CSD 232 Home

Overcoming Slavery to Orthography

Introduction: We spend decades of our lives learning how to spell utterances in the English language, and yet no one ever fully masters this system.  Even sophisticated university professors still have to look up the spelling of words. Often, we judge an individual's intelligence on the basis of the way that person spells words and uses punctuation. Phonetic transcription is a kind of spelling, but it differs from English orthography in a number of important ways.  To transcribe utterances properly into the International Phonetic Alphabet, we must be careful not to apply some of the rules and sound-symbol associations that we have devoted so many years of our lives to learn.

Here are some of the pitfalls that beginning phoneticisers may encounter.

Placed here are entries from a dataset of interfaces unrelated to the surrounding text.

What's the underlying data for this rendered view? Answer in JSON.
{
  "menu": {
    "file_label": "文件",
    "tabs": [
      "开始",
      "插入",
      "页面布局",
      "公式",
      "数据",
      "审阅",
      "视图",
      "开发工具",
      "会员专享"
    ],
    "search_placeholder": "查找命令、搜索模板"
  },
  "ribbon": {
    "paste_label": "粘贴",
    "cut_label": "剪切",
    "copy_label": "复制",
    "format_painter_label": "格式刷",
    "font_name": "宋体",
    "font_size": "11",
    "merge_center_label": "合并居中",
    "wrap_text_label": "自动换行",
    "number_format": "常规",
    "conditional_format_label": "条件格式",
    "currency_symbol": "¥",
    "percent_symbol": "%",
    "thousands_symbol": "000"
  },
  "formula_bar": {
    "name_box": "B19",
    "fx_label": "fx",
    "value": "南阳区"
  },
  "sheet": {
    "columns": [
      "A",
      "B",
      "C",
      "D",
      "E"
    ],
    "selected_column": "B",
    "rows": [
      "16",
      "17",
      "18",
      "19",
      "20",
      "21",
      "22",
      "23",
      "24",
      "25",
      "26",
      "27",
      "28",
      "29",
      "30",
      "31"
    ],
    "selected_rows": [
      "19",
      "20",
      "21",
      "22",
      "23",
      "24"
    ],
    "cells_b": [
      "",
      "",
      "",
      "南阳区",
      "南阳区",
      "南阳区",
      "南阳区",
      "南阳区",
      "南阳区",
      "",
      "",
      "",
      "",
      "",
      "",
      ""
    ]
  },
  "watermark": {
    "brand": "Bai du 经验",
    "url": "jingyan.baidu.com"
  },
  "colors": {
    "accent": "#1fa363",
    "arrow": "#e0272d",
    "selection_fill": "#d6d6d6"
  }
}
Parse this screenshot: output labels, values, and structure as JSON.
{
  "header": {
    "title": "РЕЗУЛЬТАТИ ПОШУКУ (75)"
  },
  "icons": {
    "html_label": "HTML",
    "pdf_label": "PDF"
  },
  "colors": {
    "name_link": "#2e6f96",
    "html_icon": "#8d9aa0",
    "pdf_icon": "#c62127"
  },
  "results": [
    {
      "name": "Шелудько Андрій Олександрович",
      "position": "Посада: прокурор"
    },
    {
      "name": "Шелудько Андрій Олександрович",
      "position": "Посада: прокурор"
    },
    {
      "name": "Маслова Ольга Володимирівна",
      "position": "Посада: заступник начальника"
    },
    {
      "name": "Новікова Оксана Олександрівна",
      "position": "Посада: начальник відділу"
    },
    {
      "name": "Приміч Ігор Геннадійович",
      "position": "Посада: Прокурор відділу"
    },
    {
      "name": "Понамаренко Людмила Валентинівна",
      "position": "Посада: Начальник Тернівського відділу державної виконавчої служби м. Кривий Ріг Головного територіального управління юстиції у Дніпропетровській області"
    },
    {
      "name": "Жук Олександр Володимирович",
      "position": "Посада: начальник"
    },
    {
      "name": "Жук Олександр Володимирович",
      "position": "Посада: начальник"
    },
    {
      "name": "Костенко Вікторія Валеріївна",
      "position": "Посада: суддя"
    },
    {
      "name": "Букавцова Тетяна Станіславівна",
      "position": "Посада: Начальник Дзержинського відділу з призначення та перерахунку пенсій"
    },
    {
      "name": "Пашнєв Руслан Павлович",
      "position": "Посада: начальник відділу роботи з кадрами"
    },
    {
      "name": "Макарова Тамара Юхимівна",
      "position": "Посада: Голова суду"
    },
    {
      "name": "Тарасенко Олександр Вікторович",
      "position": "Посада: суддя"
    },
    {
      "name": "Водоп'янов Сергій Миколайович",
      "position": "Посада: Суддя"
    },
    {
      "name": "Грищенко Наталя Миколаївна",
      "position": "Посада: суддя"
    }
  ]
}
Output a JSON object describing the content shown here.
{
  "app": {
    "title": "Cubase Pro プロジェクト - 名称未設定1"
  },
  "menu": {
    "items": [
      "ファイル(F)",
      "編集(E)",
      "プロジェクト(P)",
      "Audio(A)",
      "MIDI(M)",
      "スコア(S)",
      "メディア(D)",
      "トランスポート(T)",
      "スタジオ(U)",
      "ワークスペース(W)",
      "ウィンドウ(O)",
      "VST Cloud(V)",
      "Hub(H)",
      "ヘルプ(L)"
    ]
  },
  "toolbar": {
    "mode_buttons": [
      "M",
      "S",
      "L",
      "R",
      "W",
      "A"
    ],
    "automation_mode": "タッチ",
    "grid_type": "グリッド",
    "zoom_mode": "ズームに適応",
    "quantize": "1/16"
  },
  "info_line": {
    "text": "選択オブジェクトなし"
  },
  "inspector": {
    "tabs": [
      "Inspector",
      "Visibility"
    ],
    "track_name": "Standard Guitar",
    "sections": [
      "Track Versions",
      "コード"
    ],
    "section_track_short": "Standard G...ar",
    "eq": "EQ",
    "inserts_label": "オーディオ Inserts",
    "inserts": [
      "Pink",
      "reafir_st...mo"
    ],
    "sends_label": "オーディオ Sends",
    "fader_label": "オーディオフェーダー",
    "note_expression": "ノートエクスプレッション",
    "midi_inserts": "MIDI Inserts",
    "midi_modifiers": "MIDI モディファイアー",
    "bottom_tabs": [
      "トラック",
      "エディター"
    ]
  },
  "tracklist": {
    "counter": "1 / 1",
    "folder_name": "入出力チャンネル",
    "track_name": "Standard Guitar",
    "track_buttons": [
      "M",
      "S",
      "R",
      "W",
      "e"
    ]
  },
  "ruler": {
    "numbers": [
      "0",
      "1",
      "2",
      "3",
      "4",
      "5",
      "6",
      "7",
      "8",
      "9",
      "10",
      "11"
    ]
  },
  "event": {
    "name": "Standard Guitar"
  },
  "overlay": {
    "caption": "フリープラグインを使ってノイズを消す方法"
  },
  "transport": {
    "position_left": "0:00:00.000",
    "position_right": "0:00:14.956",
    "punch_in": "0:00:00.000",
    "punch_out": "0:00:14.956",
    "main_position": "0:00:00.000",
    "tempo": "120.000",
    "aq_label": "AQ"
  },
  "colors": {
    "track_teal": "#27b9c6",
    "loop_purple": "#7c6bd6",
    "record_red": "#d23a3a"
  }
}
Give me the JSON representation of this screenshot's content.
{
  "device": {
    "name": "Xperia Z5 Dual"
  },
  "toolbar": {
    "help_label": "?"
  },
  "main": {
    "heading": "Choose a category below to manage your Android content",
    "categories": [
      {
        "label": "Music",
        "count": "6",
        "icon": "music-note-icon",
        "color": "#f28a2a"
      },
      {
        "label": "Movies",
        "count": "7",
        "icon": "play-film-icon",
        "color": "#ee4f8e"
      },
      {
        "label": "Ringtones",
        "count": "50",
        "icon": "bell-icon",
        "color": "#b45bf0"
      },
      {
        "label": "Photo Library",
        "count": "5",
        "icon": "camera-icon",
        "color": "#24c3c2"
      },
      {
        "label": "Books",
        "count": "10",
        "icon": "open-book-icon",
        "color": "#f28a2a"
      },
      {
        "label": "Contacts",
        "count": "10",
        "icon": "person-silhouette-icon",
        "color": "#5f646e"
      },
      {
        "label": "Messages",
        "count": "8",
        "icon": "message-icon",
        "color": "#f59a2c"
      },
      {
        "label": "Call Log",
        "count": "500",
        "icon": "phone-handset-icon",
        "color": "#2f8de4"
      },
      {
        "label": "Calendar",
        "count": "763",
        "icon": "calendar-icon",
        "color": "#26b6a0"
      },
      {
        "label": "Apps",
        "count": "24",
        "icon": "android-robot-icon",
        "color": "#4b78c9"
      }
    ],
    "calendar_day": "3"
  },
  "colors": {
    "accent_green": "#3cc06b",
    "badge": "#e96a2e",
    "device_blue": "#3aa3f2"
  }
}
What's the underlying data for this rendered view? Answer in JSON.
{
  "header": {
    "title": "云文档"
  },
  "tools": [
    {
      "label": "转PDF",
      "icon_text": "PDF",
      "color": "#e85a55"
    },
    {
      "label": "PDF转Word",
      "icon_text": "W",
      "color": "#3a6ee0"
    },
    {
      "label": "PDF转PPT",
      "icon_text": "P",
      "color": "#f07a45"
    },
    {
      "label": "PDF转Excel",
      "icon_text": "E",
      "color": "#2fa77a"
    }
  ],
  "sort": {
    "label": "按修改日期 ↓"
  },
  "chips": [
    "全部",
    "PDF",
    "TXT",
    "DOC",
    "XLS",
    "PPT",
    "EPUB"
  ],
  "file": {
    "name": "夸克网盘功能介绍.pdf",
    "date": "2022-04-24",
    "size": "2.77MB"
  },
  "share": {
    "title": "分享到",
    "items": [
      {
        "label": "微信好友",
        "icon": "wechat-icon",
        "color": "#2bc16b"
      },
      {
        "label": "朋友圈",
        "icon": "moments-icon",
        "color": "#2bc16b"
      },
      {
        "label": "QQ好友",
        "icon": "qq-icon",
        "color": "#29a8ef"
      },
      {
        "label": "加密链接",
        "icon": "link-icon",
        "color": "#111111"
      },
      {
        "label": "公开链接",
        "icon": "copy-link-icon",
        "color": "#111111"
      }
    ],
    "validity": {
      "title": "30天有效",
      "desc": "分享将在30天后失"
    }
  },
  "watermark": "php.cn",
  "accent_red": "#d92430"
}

1. Using capital (upper-case) letters for proper nouns and for words at the beginning of a sentence.
     e.g.: "Bobby", "Carol", "The school bell rang."
2. Mistaking the sounds of diphthongs for the sounds in similarly spelled words.
     e.g.: "house", "daisy"
3.  Using the letter "c" when the sound [s] or the sound [k]  is indicated.
     e.g. "circus", "cat"
4. Using punctuation, such as commas and periods, just because they were in the orthographic representation. [Note that IPA does have junctures for certain pauses and intonation patterns associated with orthographic punctuation.]
     e.g. "don't", "Come here, Sam!"
5. Using  IPA vowel symbols inappropriately just because they look like the corresponding orthographic vowel letters.
6. Using a pair of identical IPA consonants just because a double letter is used in the spelling, though only a single consonant sound is used in the actual phonetic utterance.
     "pillow", "common"